Mar 17th, 2015, 11:49 PM

The Bouquinistes along the Seine: Past, Present, and Future

By Marc Feustel
Booksellers along the Seine. Image Credit: Pierre-Jean de Chambon
Written by Pierre-Jean de Chambon

They have become part of the Parisian cultural legend — those history-battered, book-cluttered green boxes that run along the pavement on the banks of the Seine. To local Parisians, the Seine booksellers are called bouquinistes — flogging books, old newspapers, magazines, posters, maps, postcards and assorted other trinkets. It’s hard to imagine Paris without them.

Spending time wandering along the Seine and looking through the book stalls is a quaint way to spend an afternoon in Paris. Books have become a trendy market again. And there is no better location in the city to browse. The book stalls run along the stretch of the Seine, on both right and left banks, allowing visitors to stroll by the Louvre, Notre Dame Cathedral, the Musée d’Orsay and other famous Parisian staples.

The bouquiniste stretch back to 1859, during the Second Empire, when the Paris town hall granted free concessions to booksellers. Today, there are some 240 licensedbouquinistes along the Seine using a total of roughly 900 boxes. While the job of bouquiniste might seem somewhat archaic today, there is plenty of competition to run one of the book stalls. In 2010, Paris city hall received more than one hundred applications for 22 boxes.

Recognized by UNESCO in 1991 as a world heritage site, the bouquinistes have become a must-see for the 27 million tourists who visit Paris every year. The booksellers have had to widen their range of products to attract ready buyers. Some sell padlocks, which tourists often end up attaching to the Pont des Arts as “love locks”, which have become controversial due to the damage caused to the bridge.

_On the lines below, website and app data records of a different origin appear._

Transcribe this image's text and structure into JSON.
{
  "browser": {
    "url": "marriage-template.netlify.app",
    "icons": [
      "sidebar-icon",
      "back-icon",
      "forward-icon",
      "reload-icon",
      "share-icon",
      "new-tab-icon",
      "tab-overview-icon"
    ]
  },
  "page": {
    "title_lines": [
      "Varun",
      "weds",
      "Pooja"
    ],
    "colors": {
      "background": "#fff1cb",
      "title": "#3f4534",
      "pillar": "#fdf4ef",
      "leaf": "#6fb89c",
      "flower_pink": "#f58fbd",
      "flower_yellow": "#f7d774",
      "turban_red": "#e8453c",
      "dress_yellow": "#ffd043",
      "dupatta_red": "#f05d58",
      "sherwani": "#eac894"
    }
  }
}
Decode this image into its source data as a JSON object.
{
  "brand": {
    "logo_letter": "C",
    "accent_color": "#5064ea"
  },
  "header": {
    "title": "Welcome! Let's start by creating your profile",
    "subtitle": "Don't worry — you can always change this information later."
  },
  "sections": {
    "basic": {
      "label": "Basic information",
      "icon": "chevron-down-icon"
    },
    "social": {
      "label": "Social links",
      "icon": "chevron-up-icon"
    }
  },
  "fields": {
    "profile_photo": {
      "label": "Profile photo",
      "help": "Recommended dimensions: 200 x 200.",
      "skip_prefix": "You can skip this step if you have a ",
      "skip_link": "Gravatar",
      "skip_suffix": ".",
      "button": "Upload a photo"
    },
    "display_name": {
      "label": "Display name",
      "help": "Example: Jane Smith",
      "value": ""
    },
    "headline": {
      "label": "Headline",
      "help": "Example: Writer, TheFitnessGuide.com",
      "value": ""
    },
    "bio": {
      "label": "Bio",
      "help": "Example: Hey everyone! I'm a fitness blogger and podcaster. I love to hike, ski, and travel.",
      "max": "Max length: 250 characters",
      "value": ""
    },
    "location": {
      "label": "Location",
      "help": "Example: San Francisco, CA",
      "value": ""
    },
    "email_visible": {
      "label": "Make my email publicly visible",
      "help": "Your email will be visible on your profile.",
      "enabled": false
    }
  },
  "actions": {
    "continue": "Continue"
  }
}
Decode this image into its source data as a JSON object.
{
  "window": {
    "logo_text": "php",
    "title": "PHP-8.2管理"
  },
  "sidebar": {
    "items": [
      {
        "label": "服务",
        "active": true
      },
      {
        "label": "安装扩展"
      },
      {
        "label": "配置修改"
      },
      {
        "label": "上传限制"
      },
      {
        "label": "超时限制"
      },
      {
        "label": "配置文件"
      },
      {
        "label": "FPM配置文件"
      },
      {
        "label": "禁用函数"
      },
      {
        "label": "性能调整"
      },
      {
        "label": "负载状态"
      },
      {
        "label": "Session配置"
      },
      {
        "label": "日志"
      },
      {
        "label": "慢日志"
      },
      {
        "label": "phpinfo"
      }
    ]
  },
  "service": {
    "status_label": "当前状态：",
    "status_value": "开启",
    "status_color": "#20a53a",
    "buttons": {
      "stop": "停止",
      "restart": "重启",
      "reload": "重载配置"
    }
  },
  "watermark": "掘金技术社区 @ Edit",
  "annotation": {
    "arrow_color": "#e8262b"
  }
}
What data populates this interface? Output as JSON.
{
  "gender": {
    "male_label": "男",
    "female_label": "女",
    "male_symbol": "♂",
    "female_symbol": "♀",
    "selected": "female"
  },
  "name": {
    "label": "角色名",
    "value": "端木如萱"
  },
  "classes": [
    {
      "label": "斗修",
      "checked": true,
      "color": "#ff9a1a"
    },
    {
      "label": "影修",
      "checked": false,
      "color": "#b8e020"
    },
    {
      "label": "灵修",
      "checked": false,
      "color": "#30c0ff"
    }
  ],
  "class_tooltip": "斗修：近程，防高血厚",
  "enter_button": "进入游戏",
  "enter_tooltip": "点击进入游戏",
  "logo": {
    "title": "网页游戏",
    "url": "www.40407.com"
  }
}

Perhaps that is the big question about the Seine booksellers — whether they can retain the nostalgic appeal of their tradition going back to Napoleon III, or whether they lose their charm as they cater commercially to the whims of tourists. Though even if some bouquinistes have lost some their authenticity, a sharp-eyed book connoisseur can still find some great first-edition books cherished by collectors.